Write the entries out again. Each one must match exactly.
--*--
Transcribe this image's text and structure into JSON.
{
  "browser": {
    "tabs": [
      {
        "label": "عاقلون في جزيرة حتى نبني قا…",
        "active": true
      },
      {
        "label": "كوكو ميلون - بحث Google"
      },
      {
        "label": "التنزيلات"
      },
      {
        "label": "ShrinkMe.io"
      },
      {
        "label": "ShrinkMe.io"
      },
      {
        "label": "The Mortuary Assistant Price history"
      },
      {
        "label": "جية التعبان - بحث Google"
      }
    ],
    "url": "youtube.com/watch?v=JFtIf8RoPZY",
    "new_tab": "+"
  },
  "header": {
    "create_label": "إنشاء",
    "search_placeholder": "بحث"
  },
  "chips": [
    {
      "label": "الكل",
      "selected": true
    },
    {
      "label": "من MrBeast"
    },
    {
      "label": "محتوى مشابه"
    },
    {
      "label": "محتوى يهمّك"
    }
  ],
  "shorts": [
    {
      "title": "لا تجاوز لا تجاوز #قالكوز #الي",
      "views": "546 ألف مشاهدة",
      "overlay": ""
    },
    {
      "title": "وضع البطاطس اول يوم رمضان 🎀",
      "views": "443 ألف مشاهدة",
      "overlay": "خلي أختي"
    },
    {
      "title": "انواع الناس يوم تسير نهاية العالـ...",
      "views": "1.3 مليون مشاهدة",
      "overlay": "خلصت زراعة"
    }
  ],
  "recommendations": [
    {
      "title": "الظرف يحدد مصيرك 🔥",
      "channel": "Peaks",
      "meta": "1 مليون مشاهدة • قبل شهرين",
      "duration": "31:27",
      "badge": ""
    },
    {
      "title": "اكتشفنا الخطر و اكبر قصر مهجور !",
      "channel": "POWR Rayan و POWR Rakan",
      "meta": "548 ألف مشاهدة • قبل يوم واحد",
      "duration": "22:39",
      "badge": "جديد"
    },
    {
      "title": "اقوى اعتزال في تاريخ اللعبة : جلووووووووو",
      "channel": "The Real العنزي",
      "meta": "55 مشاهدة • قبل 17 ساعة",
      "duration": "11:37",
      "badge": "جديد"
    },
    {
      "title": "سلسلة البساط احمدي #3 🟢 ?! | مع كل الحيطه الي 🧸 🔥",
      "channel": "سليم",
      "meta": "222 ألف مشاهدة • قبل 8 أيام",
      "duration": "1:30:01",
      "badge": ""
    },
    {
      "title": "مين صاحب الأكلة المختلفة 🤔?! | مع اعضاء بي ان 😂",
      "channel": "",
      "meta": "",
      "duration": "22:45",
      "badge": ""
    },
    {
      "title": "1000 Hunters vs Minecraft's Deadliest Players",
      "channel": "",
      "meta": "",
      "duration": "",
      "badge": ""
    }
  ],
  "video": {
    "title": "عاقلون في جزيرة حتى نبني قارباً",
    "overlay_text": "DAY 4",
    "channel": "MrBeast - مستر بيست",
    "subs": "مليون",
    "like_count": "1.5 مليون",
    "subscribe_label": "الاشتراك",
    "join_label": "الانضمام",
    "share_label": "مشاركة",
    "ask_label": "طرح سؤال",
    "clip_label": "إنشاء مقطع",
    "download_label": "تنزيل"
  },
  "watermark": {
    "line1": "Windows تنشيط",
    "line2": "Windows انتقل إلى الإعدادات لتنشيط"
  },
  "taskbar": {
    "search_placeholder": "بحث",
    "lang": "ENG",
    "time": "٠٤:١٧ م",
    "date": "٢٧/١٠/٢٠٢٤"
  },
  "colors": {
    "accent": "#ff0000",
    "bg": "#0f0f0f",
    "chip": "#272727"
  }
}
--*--
- Output of the exercise:
Transcribe this image's text and structure into JSON.
{
  "browser": {
    "tabs": [
      {
        "label": "عاقلون في جزيرة حتى نبني قا…",
        "active": true
      },
      {
        "label": "كوكو ميلون - بحث Google"
      },
      {
        "label": "التنزيلات"
      },
      {
        "label": "ShrinkMe.io"
      },
      {
        "label": "ShrinkMe.io"
      },
      {
        "label": "The Mortuary Assistant Price history"
      },
      {
        "label": "جية التعبان - بحث Google"
      }
    ],
    "url": "youtube.com/watch?v=JFtIf8RoPZY",
    "new_tab": "+"
  },
  "header": {
    "create_label": "إنشاء",
    "search_placeholder": "بحث"
  },
  "chips": [
    {
      "label": "الكل",
      "selected": true
    },
    {
      "label": "من MrBeast"
    },
    {
      "label": "محتوى مشابه"
    },
    {
      "label": "محتوى يهمّك"
    }
  ],
  "shorts": [
    {
      "title": "لا تجاوز لا تجاوز #قالكوز #الي",
      "views": "546 ألف مشاهدة",
      "overlay": ""
    },
    {
      "title": "وضع البطاطس اول يوم رمضان 🎀",
      "views": "443 ألف مشاهدة",
      "overlay": "خلي أختي"
    },
    {
      "title": "انواع الناس يوم تسير نهاية العالـ...",
      "views": "1.3 مليون مشاهدة",
      "overlay": "خلصت زراعة"
    }
  ],
  "recommendations": [
    {
      "title": "الظرف يحدد مصيرك 🔥",
      "channel": "Peaks",
      "meta": "1 مليون مشاهدة • قبل شهرين",
      "duration": "31:27",
      "badge": ""
    },
    {
      "title": "اكتشفنا الخطر و اكبر قصر مهجور !",
      "channel": "POWR Rayan و POWR Rakan",
      "meta": "548 ألف مشاهدة • قبل يوم واحد",
      "duration": "22:39",
      "badge": "جديد"
    },
    {
      "title": "اقوى اعتزال في تاريخ اللعبة : جلووووووووو",
      "channel": "The Real العنزي",
      "meta": "55 مشاهدة • قبل 17 ساعة",
      "duration": "11:37",
      "badge": "جديد"
    },
    {
      "title": "سلسلة البساط احمدي #3 🟢 ?! | مع كل الحيطه الي 🧸 🔥",
      "channel": "سليم",
      "meta": "222 ألف مشاهدة • قبل 8 أيام",
      "duration": "1:30:01",
      "badge": ""
    },
    {
      "title": "مين صاحب الأكلة المختلفة 🤔?! | مع اعضاء بي ان 😂",
      "channel": "",
      "meta": "",
      "duration": "22:45",
      "badge": ""
    },
    {
      "title": "1000 Hunters vs Minecraft's Deadliest Players",
      "channel": "",
      "meta": "",
      "duration": "",
      "badge": ""
    }
  ],
  "video": {
    "title": "عاقلون في جزيرة حتى نبني قارباً",
    "overlay_text": "DAY 4",
    "channel": "MrBeast - مستر بيست",
    "subs": "مليون",
    "like_count": "1.5 مليون",
    "subscribe_label": "الاشتراك",
    "join_label": "الانضمام",
    "share_label": "مشاركة",
    "ask_label": "طرح سؤال",
    "clip_label": "إنشاء مقطع",
    "download_label": "تنزيل"
  },
  "watermark": {
    "line1": "Windows تنشيط",
    "line2": "Windows انتقل إلى الإعدادات لتنشيط"
  },
  "taskbar": {
    "search_placeholder": "بحث",
    "lang": "ENG",
    "time": "٠٤:١٧ م",
    "date": "٢٧/١٠/٢٠٢٤"
  },
  "colors": {
    "accent": "#ff0000",
    "bg": "#0f0f0f",
    "chip": "#272727"
  }
}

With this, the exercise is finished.